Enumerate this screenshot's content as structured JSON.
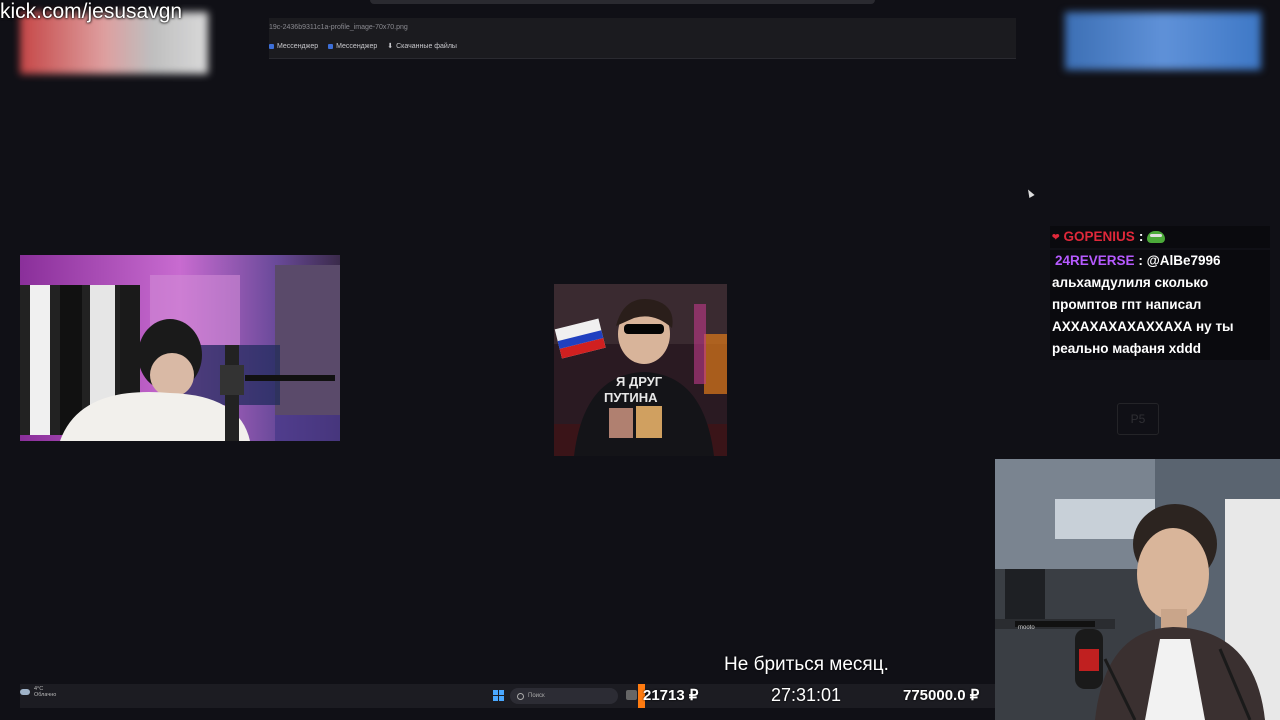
{
  "overlay": {
    "channel_url": "kick.com/jesusavgn"
  },
  "browser": {
    "address_text": "19c-2436b9311c1a-profile_image-70x70.png",
    "bookmarks": [
      {
        "label": "Мессенджер",
        "icon": "messenger-icon"
      },
      {
        "label": "Мессенджер",
        "icon": "messenger-icon"
      },
      {
        "label": "Скачанные файлы",
        "icon": "download-icon"
      }
    ]
  },
  "chat": {
    "messages": [
      {
        "username": "GOPENIUS",
        "separator": ":",
        "emote": "pepe-emote",
        "color": "#e0283a"
      },
      {
        "username": "24REVERSE",
        "separator": ":",
        "text": "@AlBe7996",
        "color": "#b65aff",
        "lines": [
          "альхамдулиля сколько",
          "промптов гпт написал",
          "АХХАХАХАХАХХАХА ну ты",
          "реально мафаня xddd"
        ]
      }
    ]
  },
  "ghost_key_label": "P5",
  "center_image": {
    "shirt_text_1": "Я ДРУГ",
    "shirt_text_2": "ПУТИНА"
  },
  "subtitle": "Не бриться месяц.",
  "taskbar": {
    "weather_temp": "4°C",
    "weather_desc": "Облачно",
    "search_placeholder": "Поиск"
  },
  "stats": {
    "donations_left": "21713 ₽",
    "timer": "27:31:01",
    "goal": "775000.0 ₽"
  },
  "webcam_right_label": "mooto"
}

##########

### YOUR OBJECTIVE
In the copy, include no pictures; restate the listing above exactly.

### RESULT BELOW
Enumerate this screenshot's content as structured JSON.
{
  "overlay": {
    "channel_url": "kick.com/jesusavgn"
  },
  "browser": {
    "address_text": "19c-2436b9311c1a-profile_image-70x70.png",
    "bookmarks": [
      {
        "label": "Мессенджер",
        "icon": "messenger-icon"
      },
      {
        "label": "Мессенджер",
        "icon": "messenger-icon"
      },
      {
        "label": "Скачанные файлы",
        "icon": "download-icon"
      }
    ]
  },
  "chat": {
    "messages": [
      {
        "username": "GOPENIUS",
        "separator": ":",
        "emote": "pepe-emote",
        "color": "#e0283a"
      },
      {
        "username": "24REVERSE",
        "separator": ":",
        "text": "@AlBe7996",
        "color": "#b65aff",
        "lines": [
          "альхамдулиля сколько",
          "промптов гпт написал",
          "АХХАХАХАХАХХАХА ну ты",
          "реально мафаня xddd"
        ]
      }
    ]
  },
  "ghost_key_label": "P5",
  "center_image": {
    "shirt_text_1": "Я ДРУГ",
    "shirt_text_2": "ПУТИНА"
  },
  "subtitle": "Не бриться месяц.",
  "taskbar": {
    "weather_temp": "4°C",
    "weather_desc": "Облачно",
    "search_placeholder": "Поиск"
  },
  "stats": {
    "donations_left": "21713 ₽",
    "timer": "27:31:01",
    "goal": "775000.0 ₽"
  },
  "webcam_right_label": "mooto"
}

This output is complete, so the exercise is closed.